One of the reasons driving the decrease in face-to-face communication in an open plan environment is the lack of privacy. The majority of people don’t want to have entire conversations overheard, so it becomes easier to resort to email or instant messenger.
It turns out that employees are generally less satisfied in open plan offices, despite the fact they are often talked about as being a more appealing alternative to cubicles or offices. Research published in the Journal of Environmental Psychology found that the negative aspects of open plan, including lack of privacy and disruptive noise levels, outweighed benefits such as ease of interaction.
Professor Ann Richardson and her colleagues from New Zealand conducted a review of all research published between 2000 and 2017 into open plan environments. They found that open plan offices actually have negative health effects on workers. Compared to individual offices, those in open plan took more sick leave and were less satisfied with their jobs, in addition to being less productive at work.

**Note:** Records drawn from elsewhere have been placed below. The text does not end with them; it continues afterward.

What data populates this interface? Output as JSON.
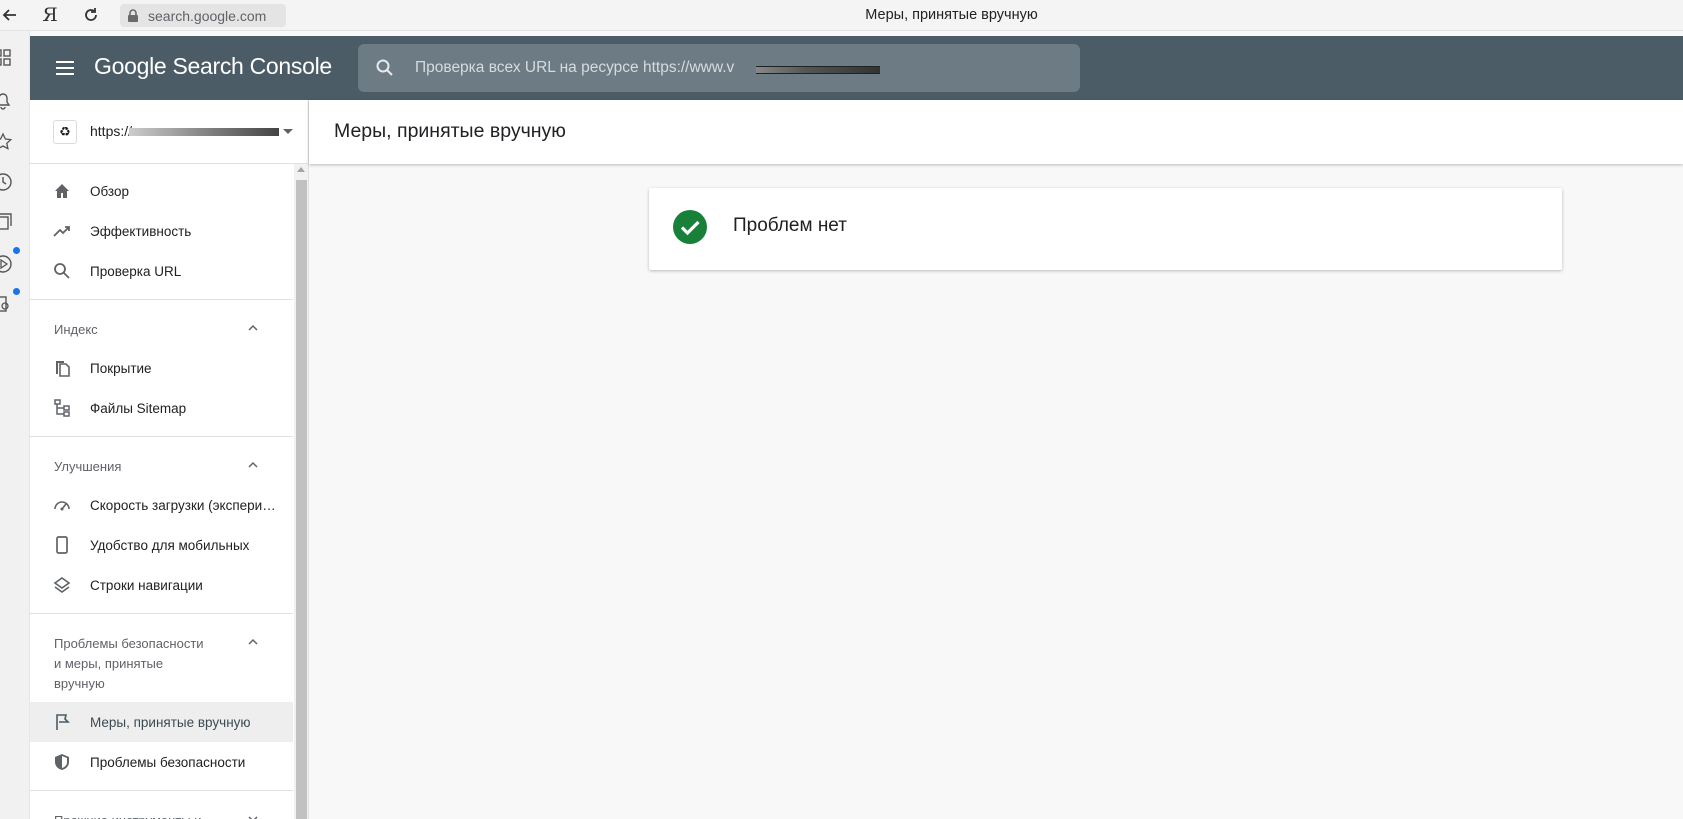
{
  "browser": {
    "address": "search.google.com",
    "tab_title": "Меры, принятые вручную",
    "yandex_logo": "Я"
  },
  "header": {
    "brand": "Google Search Console",
    "search_placeholder": "Проверка всех URL на ресурсе https://www.v"
  },
  "property": {
    "url": "https://"
  },
  "sidebar": {
    "top_items": [
      {
        "label": "Обзор",
        "icon": "home-icon"
      },
      {
        "label": "Эффективность",
        "icon": "trending-up-icon"
      },
      {
        "label": "Проверка URL",
        "icon": "search-icon"
      }
    ],
    "sections": [
      {
        "title": "Индекс",
        "items": [
          {
            "label": "Покрытие",
            "icon": "file-copy-icon"
          },
          {
            "label": "Файлы Sitemap",
            "icon": "sitemap-icon"
          }
        ]
      },
      {
        "title": "Улучшения",
        "items": [
          {
            "label": "Скорость загрузки (экспериментальный отчет)",
            "icon": "speed-icon"
          },
          {
            "label": "Удобство для мобильных",
            "icon": "mobile-icon"
          },
          {
            "label": "Строки навигации",
            "icon": "layers-icon"
          }
        ]
      },
      {
        "title": "Проблемы безопасности и меры, принятые вручную",
        "items": [
          {
            "label": "Меры, принятые вручную",
            "icon": "flag-icon"
          },
          {
            "label": "Проблемы безопасности",
            "icon": "shield-icon"
          }
        ]
      },
      {
        "title": "Прежние инструменты и"
      }
    ]
  },
  "main": {
    "title": "Меры, принятые вручную",
    "status_text": "Проблем нет",
    "status_color": "#188038"
  },
  "colors": {
    "header_bg": "#4b5c66",
    "accent": "#1a73e8"
  }
}
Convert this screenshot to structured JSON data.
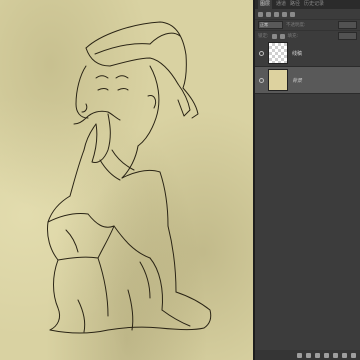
{
  "panel": {
    "tabs": [
      "图层",
      "通道",
      "路径",
      "历史记录"
    ],
    "blend_mode": "正常",
    "opacity_label": "不透明度:",
    "lock_label": "锁定:",
    "fill_label": "填充:"
  },
  "layers": [
    {
      "name": "线稿",
      "selected": false,
      "thumb": "transparent"
    },
    {
      "name": "背景",
      "selected": true,
      "thumb": "paper"
    }
  ],
  "icons": {
    "eye": "eye-icon",
    "link": "link-icon",
    "fx": "fx-icon",
    "mask": "mask-icon",
    "adjust": "adjustment-icon",
    "group": "folder-icon",
    "new": "new-layer-icon",
    "trash": "trash-icon"
  }
}
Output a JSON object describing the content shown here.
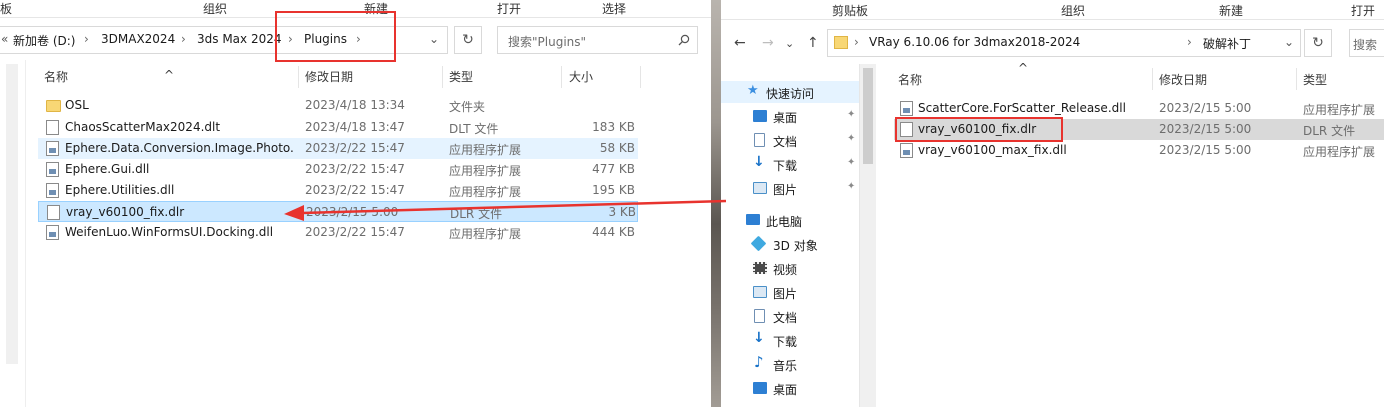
{
  "left_window": {
    "ribbon_groups": [
      "板",
      "组织",
      "新建",
      "打开",
      "选择"
    ],
    "breadcrumb_overflow": "«",
    "breadcrumb": [
      "新加卷 (D:)",
      "3DMAX2024",
      "3ds Max 2024",
      "Plugins"
    ],
    "search_placeholder": "搜索\"Plugins\"",
    "columns": {
      "name": "名称",
      "date": "修改日期",
      "type": "类型",
      "size": "大小"
    },
    "files": [
      {
        "name": "OSL",
        "date": "2023/4/18 13:34",
        "type": "文件夹",
        "size": "",
        "icon": "folder-icon"
      },
      {
        "name": "ChaosScatterMax2024.dlt",
        "date": "2023/4/18 13:47",
        "type": "DLT 文件",
        "size": "183 KB",
        "icon": "file-icon"
      },
      {
        "name": "Ephere.Data.Conversion.Image.Photo...",
        "date": "2023/2/22 15:47",
        "type": "应用程序扩展",
        "size": "58 KB",
        "icon": "dll-icon"
      },
      {
        "name": "Ephere.Gui.dll",
        "date": "2023/2/22 15:47",
        "type": "应用程序扩展",
        "size": "477 KB",
        "icon": "dll-icon"
      },
      {
        "name": "Ephere.Utilities.dll",
        "date": "2023/2/22 15:47",
        "type": "应用程序扩展",
        "size": "195 KB",
        "icon": "dll-icon"
      },
      {
        "name": "vray_v60100_fix.dlr",
        "date": "2023/2/15 5:00",
        "type": "DLR 文件",
        "size": "3 KB",
        "icon": "file-icon"
      },
      {
        "name": "WeifenLuo.WinFormsUI.Docking.dll",
        "date": "2023/2/22 15:47",
        "type": "应用程序扩展",
        "size": "444 KB",
        "icon": "dll-icon"
      }
    ]
  },
  "right_window": {
    "ribbon_groups": [
      "剪贴板",
      "组织",
      "新建",
      "打开"
    ],
    "breadcrumb": [
      "VRay 6.10.06 for 3dmax2018-2024",
      "破解补丁"
    ],
    "search_placeholder": "搜索",
    "nav_tree": [
      {
        "label": "快速访问",
        "icon": "star-icon",
        "color": "#3b8fe0",
        "pinned": false
      },
      {
        "label": "桌面",
        "icon": "desktop-icon",
        "color": "#2d7fd3",
        "pinned": true
      },
      {
        "label": "文档",
        "icon": "document-icon",
        "color": "#6f8fb3",
        "pinned": true
      },
      {
        "label": "下载",
        "icon": "download-icon",
        "color": "#1a73c8",
        "pinned": true
      },
      {
        "label": "图片",
        "icon": "picture-icon",
        "color": "#4a90c8",
        "pinned": true
      },
      {
        "label": "此电脑",
        "icon": "computer-icon",
        "color": "#2d7fd3",
        "pinned": false
      },
      {
        "label": "3D 对象",
        "icon": "3d-objects-icon",
        "color": "#3fa9e0",
        "pinned": false
      },
      {
        "label": "视频",
        "icon": "video-icon",
        "color": "#4a4a4a",
        "pinned": false
      },
      {
        "label": "图片",
        "icon": "picture-icon",
        "color": "#4a90c8",
        "pinned": false
      },
      {
        "label": "文档",
        "icon": "document-icon",
        "color": "#6f8fb3",
        "pinned": false
      },
      {
        "label": "下载",
        "icon": "download-icon",
        "color": "#1a73c8",
        "pinned": false
      },
      {
        "label": "音乐",
        "icon": "music-icon",
        "color": "#1a73c8",
        "pinned": false
      },
      {
        "label": "桌面",
        "icon": "desktop-icon",
        "color": "#2d7fd3",
        "pinned": false
      }
    ],
    "columns": {
      "name": "名称",
      "date": "修改日期",
      "type": "类型"
    },
    "files": [
      {
        "name": "ScatterCore.ForScatter_Release.dll",
        "date": "2023/2/15 5:00",
        "type": "应用程序扩展"
      },
      {
        "name": "vray_v60100_fix.dlr",
        "date": "2023/2/15 5:00",
        "type": "DLR 文件"
      },
      {
        "name": "vray_v60100_max_fix.dll",
        "date": "2023/2/15 5:00",
        "type": "应用程序扩展"
      }
    ]
  },
  "annotations": {
    "highlight_color": "#e8332e",
    "arrow_color": "#e8332e"
  }
}
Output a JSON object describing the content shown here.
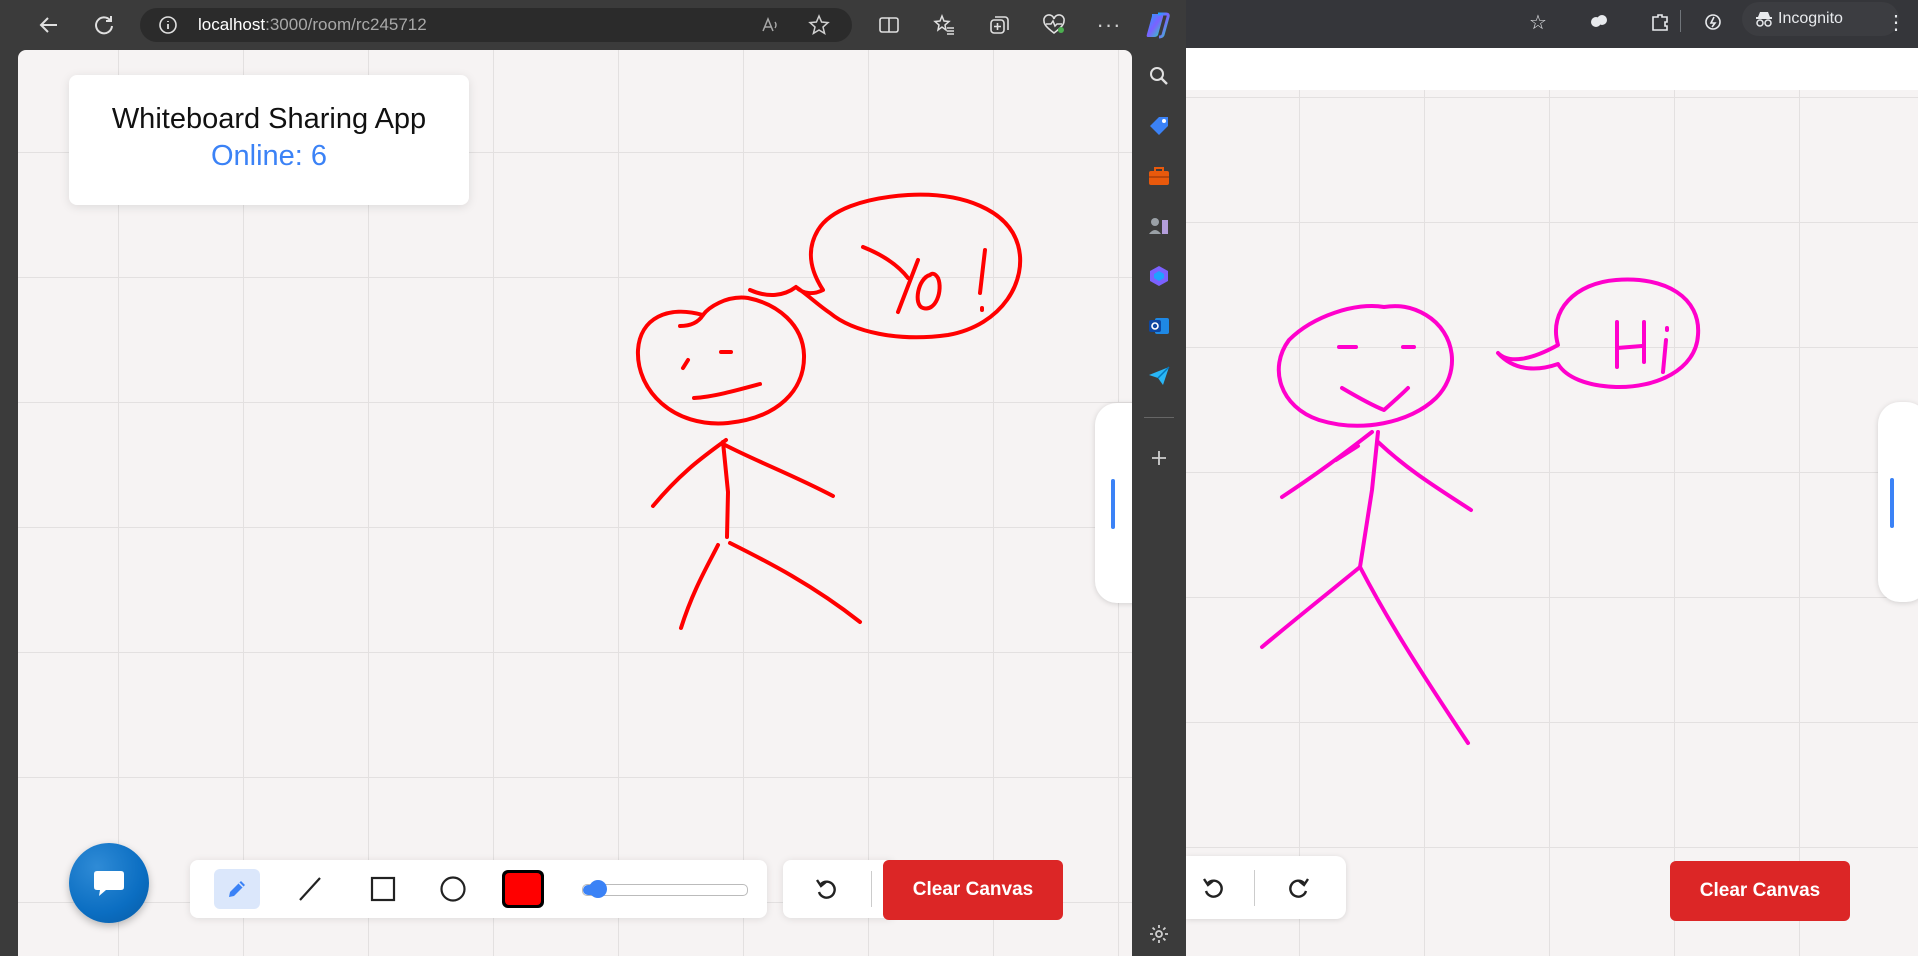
{
  "left_browser": {
    "address": {
      "host": "localhost",
      "path": ":3000/room/rc245712"
    },
    "nav_icons": [
      "back-arrow-icon",
      "refresh-icon",
      "info-icon"
    ],
    "toolbar_icons": [
      "read-aloud-icon",
      "favorite-star-icon",
      "split-screen-icon",
      "favorites-icon",
      "collections-icon",
      "browser-essentials-icon",
      "more-icon",
      "copilot-icon"
    ],
    "sidebar_icons": [
      "search-icon",
      "shopping-tag-icon",
      "tools-icon",
      "games-icon",
      "microsoft-365-icon",
      "outlook-icon",
      "drop-icon",
      "add-icon",
      "settings-icon"
    ]
  },
  "right_browser": {
    "incognito_label": "Incognito",
    "clear_canvas_label": "Clear Canvas"
  },
  "app": {
    "title": "Whiteboard Sharing App",
    "online_label": "Online: 6",
    "clear_canvas_label": "Clear Canvas",
    "tools": [
      "pencil",
      "line",
      "rectangle",
      "circle"
    ],
    "active_tool": "pencil",
    "stroke_color": "#ff0000",
    "brush_size_fraction": 0.1,
    "accent_color": "#3b82f6",
    "danger_color": "#dc2626"
  },
  "drawings": {
    "left_color": "#ff0000",
    "right_color": "#ff00cc"
  }
}
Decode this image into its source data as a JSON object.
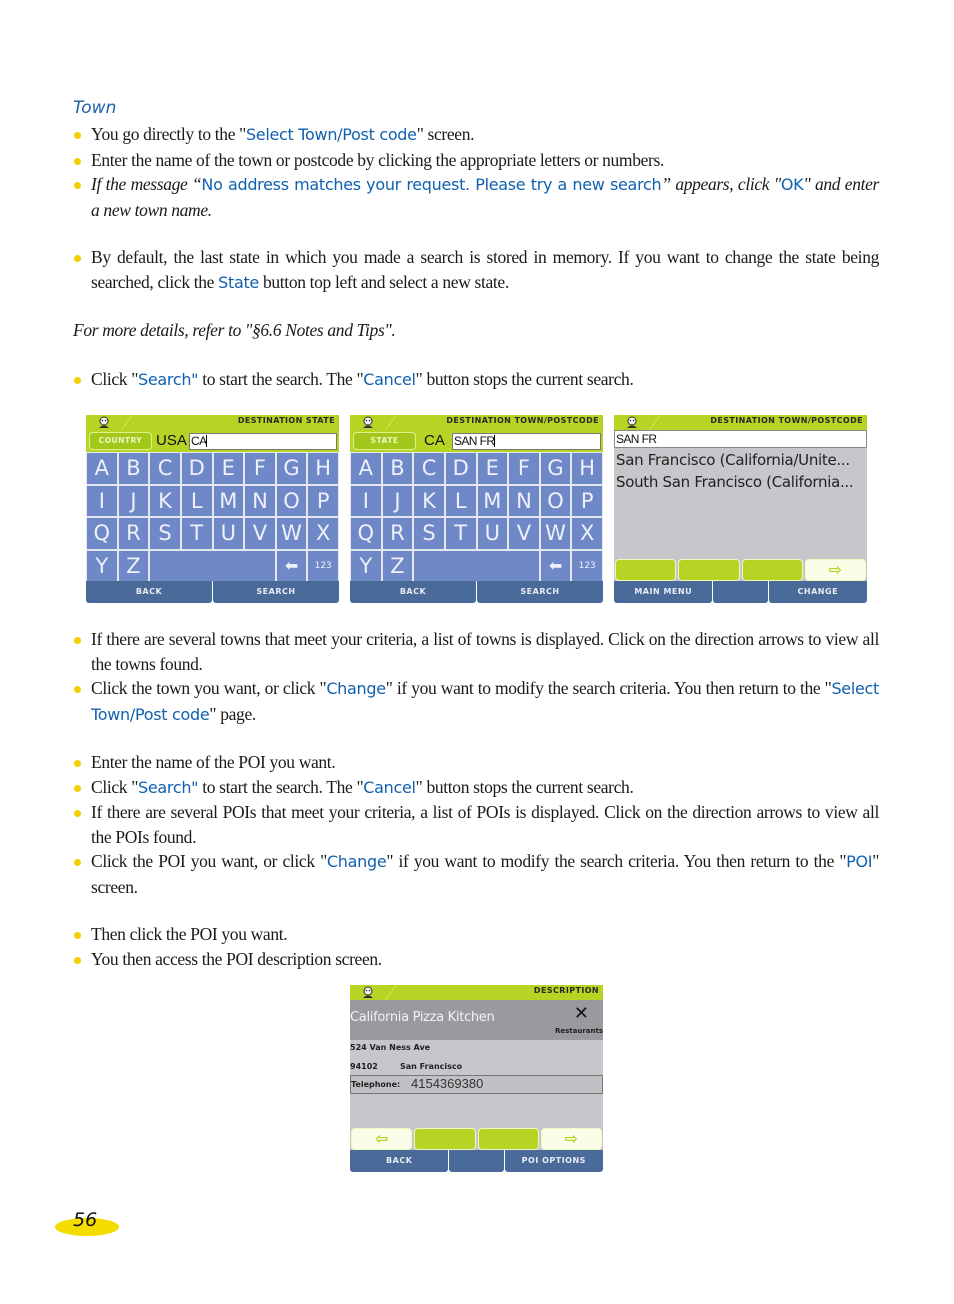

When I made the decision to house Inventium in an open plan environment several years ago, I had no idea that the research was so against this type of workspace. And now, because of space constraints, it is difficult to reverse this decision. So, in the absence of an office redesign, the solution to overcoming this decision has been having a very flexible work policy.
At Inventium, staff can work from wherever and whenever they like. I personally am almost never in the office before lunchtime, preferring to spend my mornings doing deep, focused work at home or in a quiet café – anywhere where I can control the level of interruptions facing me. My teammates mostly spend 1-3 days working from home every week, which means when we are in the office, it is a fairly quiet place despite being open plan.
If you are about to embark on an office redesign, resist trying to replicate the uber cool image of the classic open plan design and consider bringing back the cubicles. Your staff will thank you for it.
Dr Amantha Imber